Vermaerke’s former team is not all he has in common with the Portugese Giro star. They both enter the World Tour having won the under-23 Liège-Bastogne-Liège. The race is one of the most coveted in the category, and other former winners include Michael Valgren and Guillaume Martin.

Further adding to Vermaerke’s CV, the American has already acquired plenty of experience racing against World Tour opposition. He performed well at the Tour of Utah and Tour de Yorkshire in 2019, and finished 14th at the Tour de Wallonie in 2020, a race that included nine World Tour teams.

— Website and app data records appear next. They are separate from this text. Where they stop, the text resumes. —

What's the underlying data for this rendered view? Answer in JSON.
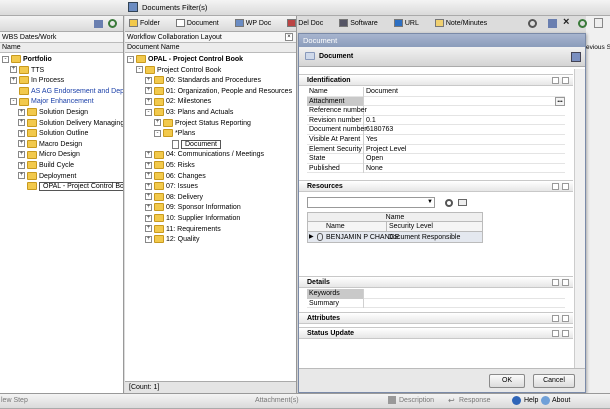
{
  "window": {
    "title": "Documents Filter(s)"
  },
  "toolbar": {
    "items": [
      "Folder",
      "Document",
      "WP Doc",
      "Del Doc",
      "Software",
      "URL",
      "Note/Minutes"
    ],
    "prev_label": "evious St"
  },
  "left": {
    "header": "WBS Dates/Work",
    "column": "Name",
    "tree": [
      {
        "label": "Portfolio",
        "bold": true,
        "level": 0,
        "pm": "-"
      },
      {
        "label": "TTS",
        "level": 1,
        "pm": "+"
      },
      {
        "label": "In Process",
        "level": 1,
        "pm": "+"
      },
      {
        "label": "AS AG Endorsement and Deplo",
        "level": 1,
        "pm": "",
        "blue": true
      },
      {
        "label": "Major Enhancement",
        "level": 1,
        "pm": "-",
        "blue": true
      },
      {
        "label": "Solution Design",
        "level": 2,
        "pm": "+"
      },
      {
        "label": "Solution Delivery Managing",
        "level": 2,
        "pm": "+"
      },
      {
        "label": "Solution Outline",
        "level": 2,
        "pm": "+"
      },
      {
        "label": "Macro Design",
        "level": 2,
        "pm": "+"
      },
      {
        "label": "Micro Design",
        "level": 2,
        "pm": "+"
      },
      {
        "label": "Build Cycle",
        "level": 2,
        "pm": "+"
      },
      {
        "label": "Deployment",
        "level": 2,
        "pm": "+"
      },
      {
        "label": "OPAL - Project Control Boo",
        "level": 2,
        "pm": "",
        "sel": true
      }
    ]
  },
  "mid": {
    "header": "Workflow Collaboration Layout",
    "column": "Document Name",
    "count": "[Count: 1]",
    "tree": [
      {
        "label": "OPAL - Project Control Book",
        "bold": true,
        "level": 0,
        "pm": "-"
      },
      {
        "label": "Project Control Book",
        "level": 1,
        "pm": "-"
      },
      {
        "label": "00: Standards and Procedures",
        "level": 2,
        "pm": "+"
      },
      {
        "label": "01: Organization, People and Resources",
        "level": 2,
        "pm": "+"
      },
      {
        "label": "02: Milestones",
        "level": 2,
        "pm": "+"
      },
      {
        "label": "03: Plans and Actuals",
        "level": 2,
        "pm": "-"
      },
      {
        "label": "Project Status Reporting",
        "level": 3,
        "pm": "+"
      },
      {
        "label": "*Plans",
        "level": 3,
        "pm": "-"
      },
      {
        "label": "Document",
        "level": 4,
        "pm": "",
        "doc": true,
        "sel": true
      },
      {
        "label": "04: Communications / Meetings",
        "level": 2,
        "pm": "+"
      },
      {
        "label": "05: Risks",
        "level": 2,
        "pm": "+"
      },
      {
        "label": "06: Changes",
        "level": 2,
        "pm": "+"
      },
      {
        "label": "07: Issues",
        "level": 2,
        "pm": "+"
      },
      {
        "label": "08: Delivery",
        "level": 2,
        "pm": "+"
      },
      {
        "label": "09: Sponsor Information",
        "level": 2,
        "pm": "+"
      },
      {
        "label": "10: Supplier Information",
        "level": 2,
        "pm": "+"
      },
      {
        "label": "11: Requirements",
        "level": 2,
        "pm": "+"
      },
      {
        "label": "12: Quality",
        "level": 2,
        "pm": "+"
      }
    ]
  },
  "dialog": {
    "title": "Document",
    "banner": "Document",
    "identification": {
      "label": "Identification",
      "rows": [
        {
          "k": "Name",
          "v": "Document"
        },
        {
          "k": "Attachment",
          "v": ""
        },
        {
          "k": "Reference number",
          "v": ""
        },
        {
          "k": "Revision number",
          "v": "0.1"
        },
        {
          "k": "Document number",
          "v": "6180763"
        },
        {
          "k": "Visible At Parent",
          "v": "Yes"
        },
        {
          "k": "Element Security",
          "v": "Project Level"
        },
        {
          "k": "State",
          "v": "Open"
        },
        {
          "k": "Published",
          "v": "None"
        }
      ]
    },
    "resources": {
      "label": "Resources",
      "grid_header": "Name",
      "col_name": "Name",
      "col_sec": "Security Level",
      "row_name": "BENJAMIN P CHANCE",
      "row_sec": "Document Responsible"
    },
    "details": {
      "label": "Details",
      "rows": [
        {
          "k": "Keywords",
          "v": ""
        },
        {
          "k": "Summary",
          "v": ""
        }
      ]
    },
    "attributes": {
      "label": "Attributes"
    },
    "status": {
      "label": "Status Update"
    },
    "ok": "OK",
    "cancel": "Cancel"
  },
  "statusbar": {
    "new_step": "lew Step",
    "attachments": "Attachment(s)",
    "description": "Description",
    "response": "Response",
    "help": "Help",
    "about": "About"
  }
}
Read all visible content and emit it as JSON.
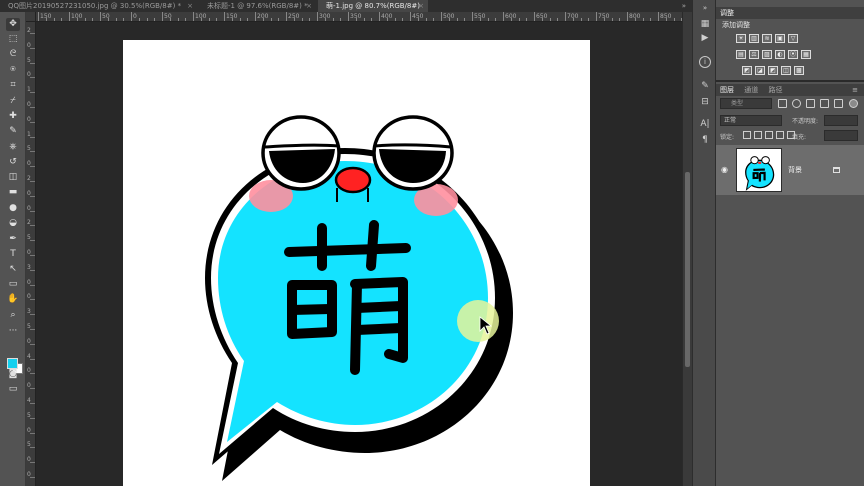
{
  "tabs": [
    {
      "label": "QQ图片20190527231050.jpg @ 30.5%(RGB/8#) *",
      "close": "×",
      "active": false
    },
    {
      "label": "未标题-1 @ 97.6%(RGB/8#) *",
      "close": "×",
      "active": false
    },
    {
      "label": "萌-1.jpg @ 80.7%(RGB/8#)",
      "close": "×",
      "active": true
    }
  ],
  "tab_menu": "»",
  "ruler_h_labels": [
    "150",
    "100",
    "50",
    "0",
    "50",
    "100",
    "150",
    "200",
    "250",
    "300",
    "350",
    "400",
    "450",
    "500",
    "550",
    "600",
    "650",
    "700",
    "750",
    "800",
    "850",
    "900"
  ],
  "ruler_v_labels": [
    "2",
    "0",
    "5",
    "0",
    "1",
    "0",
    "0",
    "1",
    "5",
    "0",
    "2",
    "0",
    "0",
    "2",
    "5",
    "0",
    "3",
    "0",
    "0",
    "3",
    "5",
    "0",
    "4",
    "0",
    "0",
    "4",
    "5",
    "0",
    "5",
    "0",
    "0"
  ],
  "canvas": {
    "character": "萌",
    "colors": {
      "bubble": "#14e3ff",
      "outline": "#000000",
      "shadow": "#000000",
      "cheek": "#ff8f9e",
      "nose": "#ff2222",
      "highlight": "#e6f59a"
    }
  },
  "toolbar": {
    "icons": [
      "move-icon",
      "marquee-icon",
      "lasso-icon",
      "quick-select-icon",
      "crop-icon",
      "eyedropper-icon",
      "spot-heal-icon",
      "brush-icon",
      "clone-stamp-icon",
      "history-brush-icon",
      "eraser-icon",
      "gradient-icon",
      "blur-icon",
      "dodge-icon",
      "pen-icon",
      "type-icon",
      "path-select-icon",
      "rectangle-icon",
      "hand-icon",
      "zoom-icon",
      "more-icon"
    ],
    "glyphs": [
      "✥",
      "⬚",
      "ᘓ",
      "⍟",
      "⌗",
      "⌿",
      "✚",
      "✎",
      "⎈",
      "↺",
      "◫",
      "▬",
      "●",
      "◒",
      "✒",
      "T",
      "↖",
      "▭",
      "✋",
      "⌕",
      "···"
    ],
    "fg_color": "#14d0ee",
    "bg_color": "#ffffff"
  },
  "iconstrip": {
    "top_menu": "»",
    "icons": [
      "color-icon",
      "play-icon",
      "info-icon",
      "brush-settings-icon",
      "adjust-icon",
      "character-icon",
      "paragraph-icon"
    ],
    "glyphs": [
      "▦",
      "▶",
      "i",
      "✎",
      "⊟",
      "A|",
      "¶"
    ]
  },
  "adjustments": {
    "header": "调整",
    "title": "添加调整",
    "row1": [
      "☀",
      "▥",
      "≋",
      "▣",
      "▽"
    ],
    "row2": [
      "▤",
      "⚖",
      "▨",
      "◐",
      "⦿",
      "▦"
    ],
    "row3": [
      "◩",
      "◪",
      "◩",
      "◫",
      "▩"
    ]
  },
  "layers_panel": {
    "tabs": [
      "图层",
      "通道",
      "路径"
    ],
    "menu": "≡",
    "filter_placeholder": "类型",
    "blend_mode": "正常",
    "opacity_label": "不透明度:",
    "lock_label": "锁定:",
    "fill_label": "填充:",
    "layer_name": "背景",
    "eye": "◉"
  }
}
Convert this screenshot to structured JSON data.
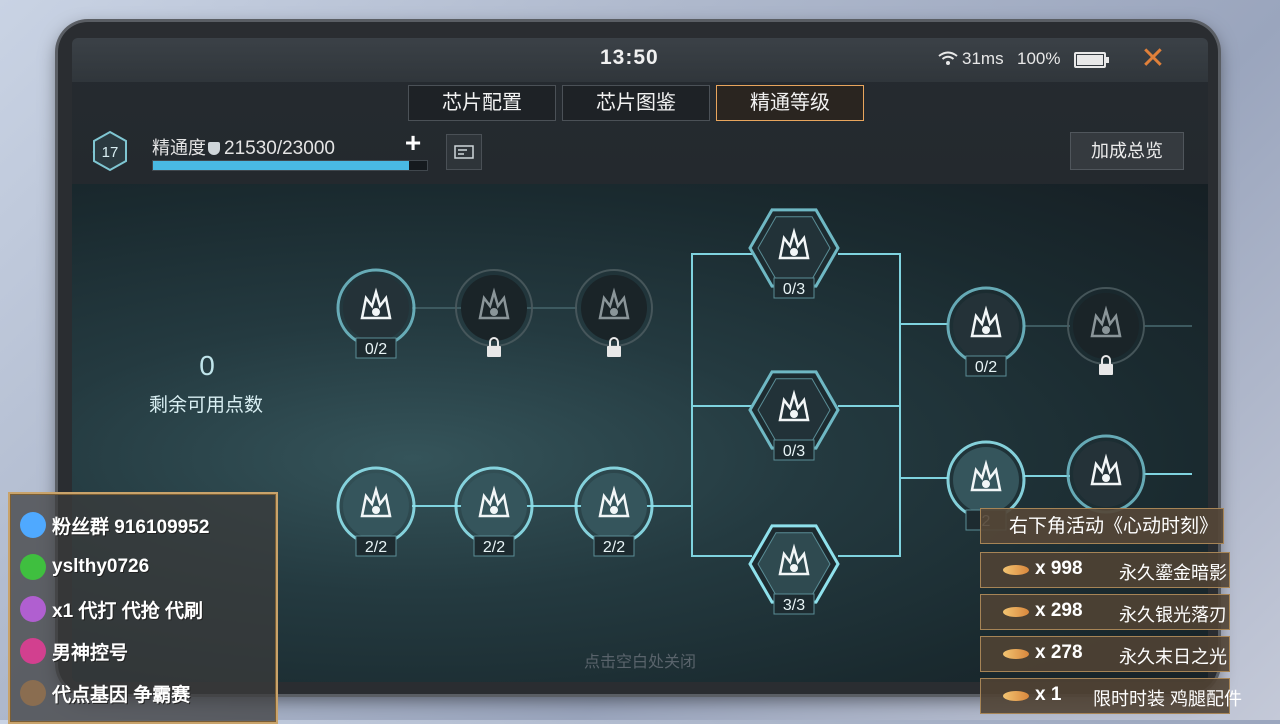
{
  "status_bar": {
    "time": "13:50",
    "ping": "31ms",
    "battery": "100%",
    "battery_level": 1.0
  },
  "tabs": [
    {
      "label": "芯片配置",
      "active": false
    },
    {
      "label": "芯片图鉴",
      "active": false
    },
    {
      "label": "精通等级",
      "active": true
    }
  ],
  "mastery": {
    "level": "17",
    "label": "精通度",
    "value": "21530/23000",
    "progress_fraction": 0.936
  },
  "summary_button": "加成总览",
  "points": {
    "remaining": "0",
    "label": "剩余可用点数"
  },
  "bottom_hint": "点击空白处关闭",
  "nodes": [
    {
      "id": "n1",
      "icon": "flame-shield-up-icon",
      "progress": "0/2",
      "locked": false
    },
    {
      "id": "n2",
      "icon": "crosshair-icon",
      "progress": "",
      "locked": true
    },
    {
      "id": "n3",
      "icon": "pistol-icon",
      "progress": "",
      "locked": true
    },
    {
      "id": "n4",
      "icon": "burning-magazine-icon",
      "progress": "0/3",
      "locked": false
    },
    {
      "id": "n5",
      "icon": "flame-shield-up-icon",
      "progress": "0/2",
      "locked": false
    },
    {
      "id": "n6",
      "icon": "heart-shield-icon",
      "progress": "",
      "locked": true
    },
    {
      "id": "n7",
      "icon": "shield-flame-icon",
      "progress": "2/2",
      "locked": false
    },
    {
      "id": "n8",
      "icon": "soldier-silhouette-icon",
      "progress": "2/2",
      "locked": false
    },
    {
      "id": "n9",
      "icon": "body-armor-icon",
      "progress": "2/2",
      "locked": false
    },
    {
      "id": "n10",
      "icon": "rifle-grass-icon",
      "progress": "0/3",
      "locked": false
    },
    {
      "id": "n11",
      "icon": "blades-icon",
      "progress": "3/3",
      "locked": false
    },
    {
      "id": "n12",
      "icon": "flame-shield-up-icon",
      "progress": "2",
      "locked": false
    },
    {
      "id": "n13",
      "icon": "armor-up-icon",
      "progress": "",
      "locked": false
    }
  ],
  "overlay_left": [
    {
      "icon": "qq-icon",
      "text": "粉丝群 916109952",
      "color": "#4fa9ff"
    },
    {
      "icon": "wechat-icon",
      "text": "yslthy0726",
      "color": "#3fbf3f"
    },
    {
      "icon": "rocket-icon",
      "text": "x1 代打 代抢 代刷",
      "color": "#b05fd0"
    },
    {
      "icon": "heart-gift-icon",
      "text": "男神控号",
      "color": "#d2408f"
    },
    {
      "icon": "card-icon",
      "text": "代点基因 争霸赛",
      "color": "#8a6d50"
    }
  ],
  "overlay_right": {
    "title": "右下角活动《心动时刻》",
    "rows": [
      {
        "count": "x 998",
        "name": "永久鎏金暗影"
      },
      {
        "count": "x 298",
        "name": "永久银光落刃"
      },
      {
        "count": "x 278",
        "name": "永久末日之光"
      },
      {
        "count": "x 1",
        "name": "限时时装 鸡腿配件"
      }
    ]
  }
}
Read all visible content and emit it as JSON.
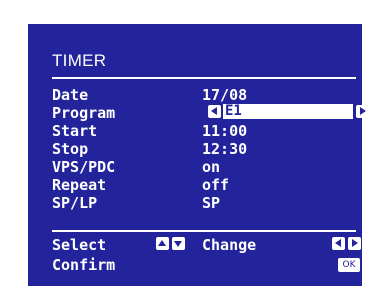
{
  "window": {
    "title": "TIMER"
  },
  "rows": [
    {
      "label": "Date",
      "value": "17/08"
    },
    {
      "label": "Program",
      "value": "E1"
    },
    {
      "label": "Start",
      "value": "11:00"
    },
    {
      "label": "Stop",
      "value": "12:30"
    },
    {
      "label": "VPS/PDC",
      "value": "on"
    },
    {
      "label": "Repeat",
      "value": "off"
    },
    {
      "label": "SP/LP",
      "value": "SP"
    }
  ],
  "footer": {
    "select_label": "Select",
    "change_label": "Change",
    "confirm_label": "Confirm",
    "ok_label": "OK"
  },
  "icons": {
    "select": [
      "arrow-up-icon",
      "arrow-down-icon"
    ],
    "change": [
      "arrow-left-icon",
      "arrow-right-icon"
    ],
    "program": [
      "arrow-left-icon",
      "arrow-right-icon"
    ]
  },
  "colors": {
    "background": "#23239c",
    "foreground": "#ffffff"
  }
}
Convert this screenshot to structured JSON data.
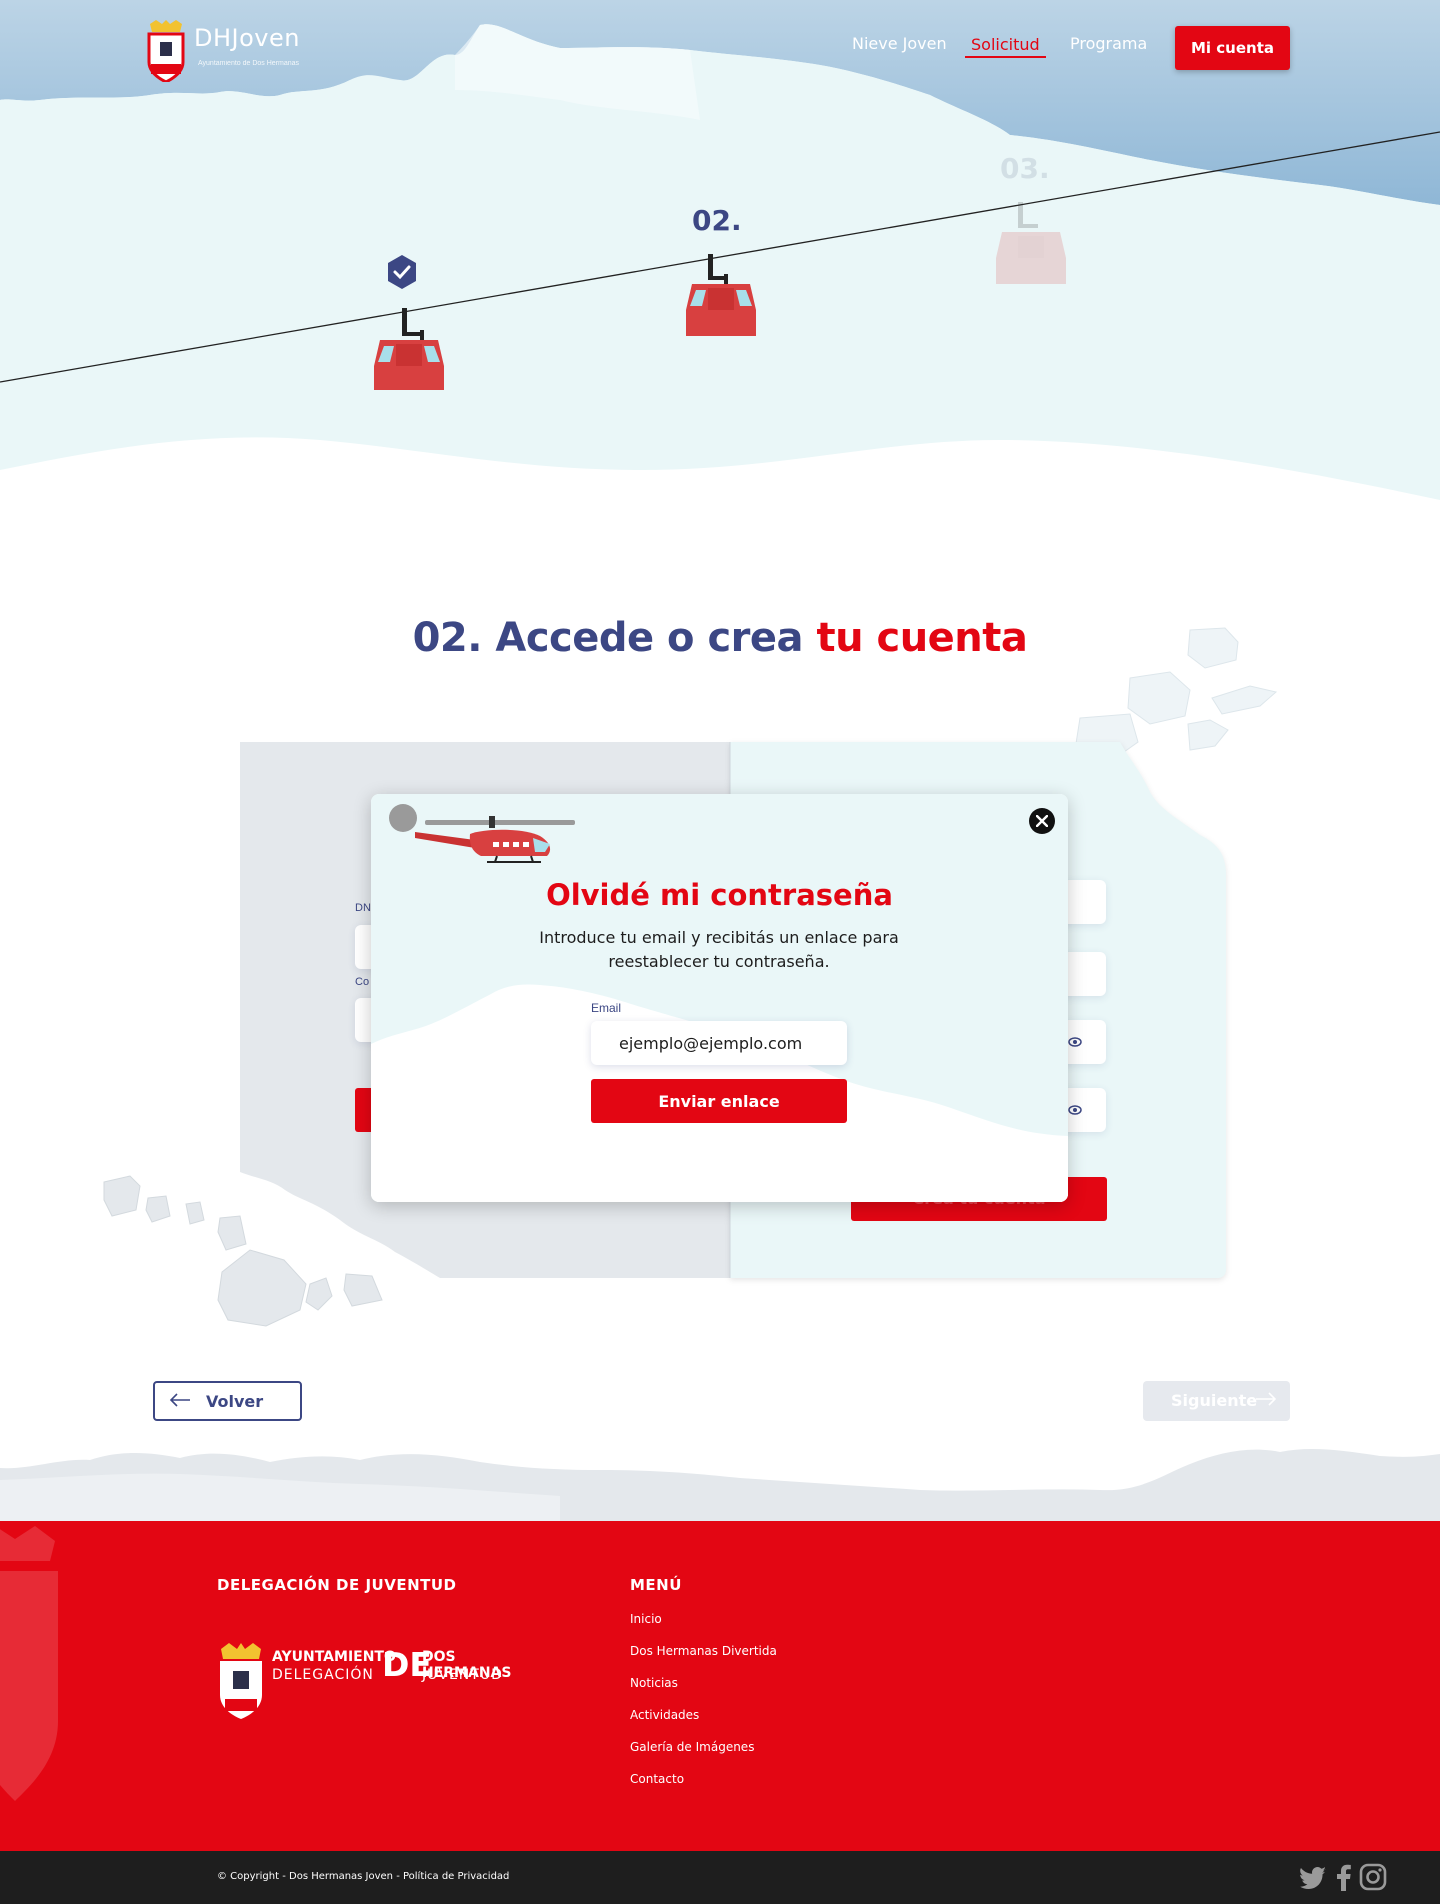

Vermaerke’s promise on hilly terrain is undisputed. Initially, he’s likely to ride in support of Marc Hirschi, Romain Bardet and Tiesj Benoot, but his results suggest he could quickly become a prominent rider for Team DSM.

Shirin van Anrooij: Trek-Segafredo Women

Van Anrooij on her way to the silver medal at the Women's Junior World Champs ITT in 2019 (Credit: Alex Broadway/

18-year-old Shirin van Anrooij joins the Women's World Tour on a permanent basis in 2021, after joining Trek-Segafredo Women as a stagiaire for the final months of the 2020 season.

This comes after she displayed a multitude of impressive performances in the junior ranks, predominantly in the time-trial discipline. In 2019, she won three of the four individual-time-trials she started, only missing out on the World Championships by four seconds after winning both the Dutch and European Championships.

Adding to her ever-growing palmarès on the road, Van Anrooij is the current women's junior world champion in cyclo-cross. She suffered a nasty arm injury at the 'cross World Cup in November, but once fully recovered, she will undoubtedly be one to watch for 2021.

Jonathan Milan: Bahrain - Victorious

Jonathan Milan racing at the 2020 UEC European Track Championships (Credit: Alex Whitehead/

Standing at just under 2 metres, Jonathan Milan is a powerful rider who excels at both sprinting and time-trialing. His hometown nickname demonstrates this perfectly - ‘The Giant of Buja’. Still not sold on his ability? Let's examine his track record.

2020 was an encouraging year for Milan. After obliterating his opposition in the Italian U23 ITT, he finished in the top 5 at the European U23 ITT, despite being just 19. He also showed his sprinting prowess by winning stage 5 of the Baby Giro in a bunch kick. Further, he displayed his strength on the track by winning three medals at the UEC European Track Championships.

He joins Bahrain - Victorious (formerly Bahrain - McLaren), where he will split his workload between the track and the road in 2021, focusing on the Olympics in Tokyo.

Riders that just missed our list:
  • Diego Camargo - EF Education - Nippo
  • Juan Ayuso - UAE-Team Emirates
  • Neve Bradbury - Canyon SRAM Racing
  • Xandres Vervloesem - Lotto Soudal
  • David Dekker - Team Jumbo-Visma
  • Daniela Campos - Bizkaia Durango
  • Harry Sweeny - Lotto Soudal
  • Andrea Piccolo - Astana - Premier Tech
  • Javier Romo - Astana - Premier Tech
  • Clara Honsinger - Team TIBCO - SVB
  • Jordi Meeus - BORA - hansgrohe
  • Giovanni Aleotti - BORA - hansgrohe
  • Sebastian Berwick - Israel Start-Up Nation
  • Daniel Arroyave -  EF Education - Nippo
  • Mauro Schmid - Team Qhubeka ASSOS
  • Kevin Colleoni - GreenEDGE Cycling
  • Ben Zwiehoff - BORA - hansgrohe

Cover image: William Cannarella/Cor Vos